“You see,” the lady was saying earnestly (odd how she was definitely a lady and not a woman or a girl), we believe that human beings are doing their best to ruin God’s world and we are trying so hard to stop them. Aren’t you concerned about the state of the world?”
‘Nowhere near as much as I’m concerned about the state of my arousal,’ thought Julia, but she managed some kind of non-committal reply about how she believed in humanity’s innate goodness and the likelihood of a successful outcome.
“And then,” the beige angel went on, “there’s the worry about getting into heaven.”
Julia considered. Getting inside the beige coat and further might be glorious but probably wasn’t worth the extra hassle. After all, this was Sunday and she’d promised herself a lie-in till the doorbell had dragged her down to this delectable but irritating visitor.

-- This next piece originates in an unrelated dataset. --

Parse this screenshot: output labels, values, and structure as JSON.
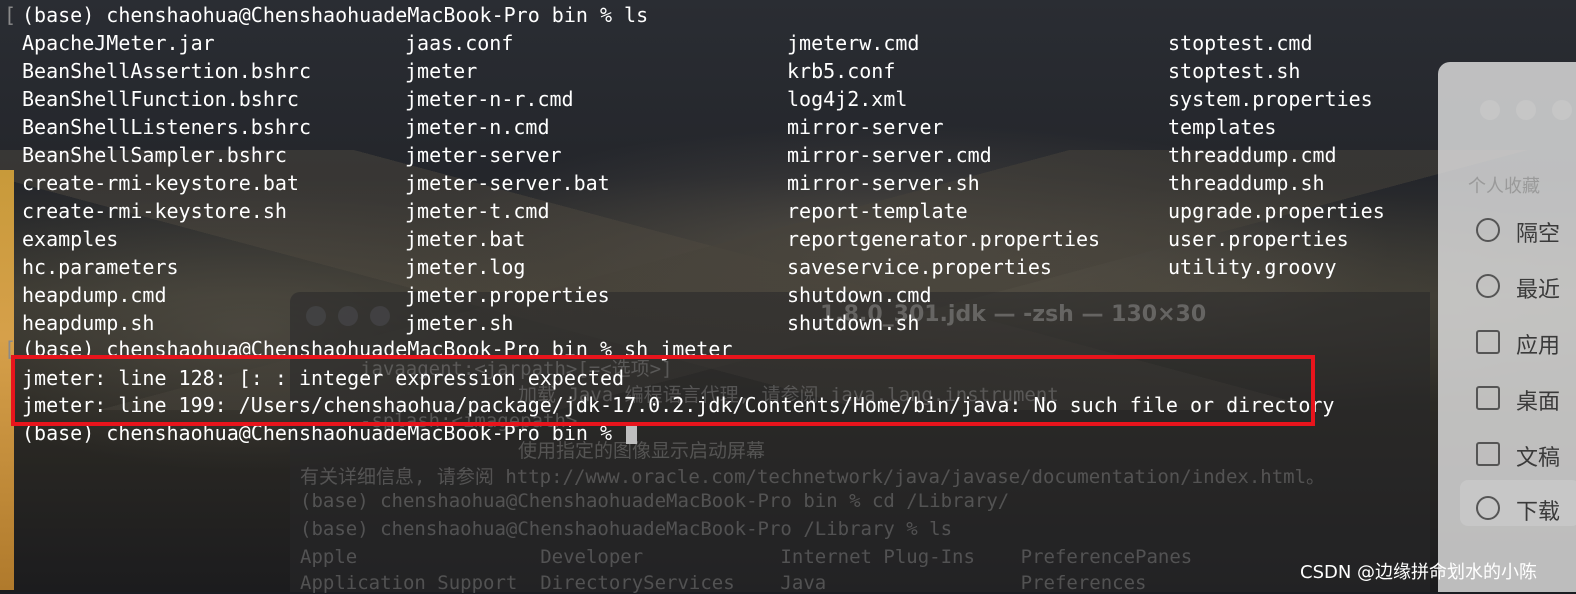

“Don’t your lot believe there are only so many places?” she asked. “What are my chances?”
“Nil, if you don’t even try,” came the glib retort. Like the lottery then. If you didn’t play you couldn’t dream. But Julia could go back to bed and dream of playing.
She heard some kind of query as to whether she was interested in the bible and heard herself saying, “ Not today thank you,” as if it was an encyclopaedia or a new kind of vacuum cleaner rather than the chance of an afterlife. The lady muttered about ‘no interest at all’and flounced in an extremely ladylike fashion down the path.
‘Oh, there’s interest, all right,’ thought Julia, sighing. ‘Just, probably the wrong kind. Although it would lead to heaven, that’s for sure.’